”There’s so many little punk-pop girls out there like the Avril Lavignes and the Ashlee Simpsons,” says Kelly Osbourne, her dark, oversize shades fighting back the South Beach, Fla., sun. ”I don’t want to compete with other girls.” Having put out what she calls a ”crap” punk album last year, Ozzy and Sharon’s 20-year-old daughter of darkness has completely ditched her rock lineage in favor of a new, ’80s-influenced electro sound, showcased on her upcoming Linda Perry-produced album, Sleeping in the Nothing (out June 7). In March, she attended the concurrent M3 and Winter Music Conference, two annual party-all-night electronic music fests in Miami, to promote her synthy single ”One Word” and, as she puts it, ”to learn.” We decided to tag along for her first full night of discovering just how strange and harrowing the dance world can be.
8:15 p.m. Kelly spots Fatboy Slim dining in the lobby of her hotel, The Tides. She gleefully hands him a copy of ”One Word,” which she signs: ”Please play my record, and if you do, you have full permission to sleep with my mother.”
8:30 p.m. We stop in at trendy SoBe restaurant Yuca for a dance radio sausage fest. Kelly shakes hands and poses for photos with dozens of pudgy, middle-aged programmers as a rave-ready remix of Hall & Oates”’Out of Touch” blasts in the background.
9:10 p.m. As we’re leaving, Guy — a clubland ”consultant” Kelly has hired to show her around the club scene — makes a drugstore run. She asks him to pick up some Purell.
9:40 p.m. Hands now sanitized, we arrive at Pure for the Club World Awards, where Kelly is to present the prestigious final award for Best Superclub. After considerable whining, Kelly, hungry and bored with the proceedings, gets her presentation moved up to the second slot.
11:00 p.m. …and the silver disco ball goes to New York’s Crobar. ”Sweet f—ing beans, we can eat!” Kelly proclaims, climbing back into the van. [Kelly dumps me to go back to the hotel for a bite.]
1:35 a.m. We pull up outside club I/O in seedy downtown, where buzzworthy urban acts M.I.A. and Sa-Ra are scheduled to perform. After checking inside, Guy returns. ”It’s hip-hop,” he says. ”F—it,” says Kelly. ”I don’t want to go. I’m so tired.”

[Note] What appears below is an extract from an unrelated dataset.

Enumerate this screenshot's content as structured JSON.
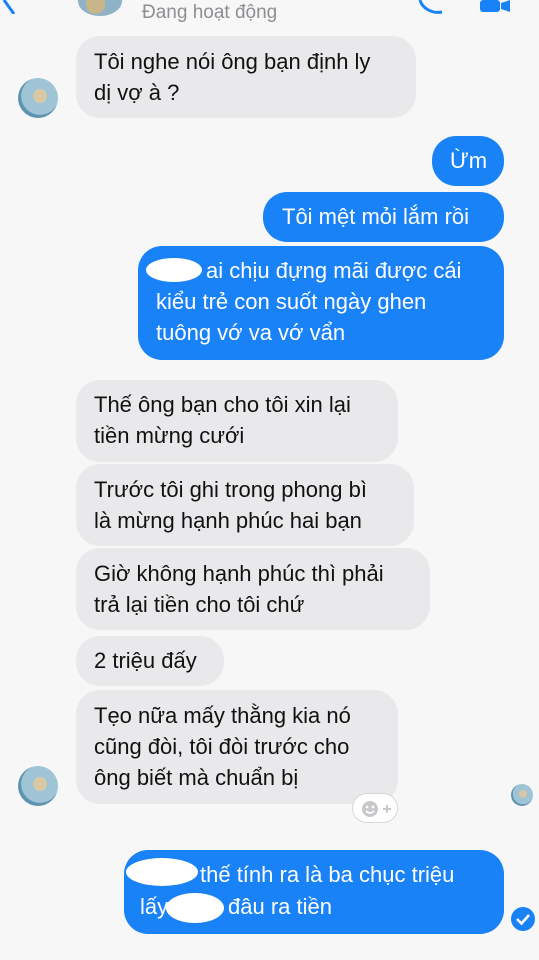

1:45 a.m. Kelly catches a 15-minute power nap in the back of the van.
2:45 a.m. Rob Zombie look-alike Tommy Sunshine spins relentless, thumping techno at hipster-packed Rokbar. Kelly finally starts to seem at home in an ocean of jagged haircuts, vintage outfits, and dramatically applied eyeliner. She strikes up a rapport with renowned DJ/producers Felix da Housecat and Junior Sanchez.
3:30 a.m. Rejuvenated, Kelly hits Miami’s Crobar for Fatboy Slim’s set. A thin, brown-skinned waif takes up dancing — rather oddly — in front of Kelly’s table. ”I like it that people are having a good time,” says Kelly, ”but this girl’s a really crap dancer.”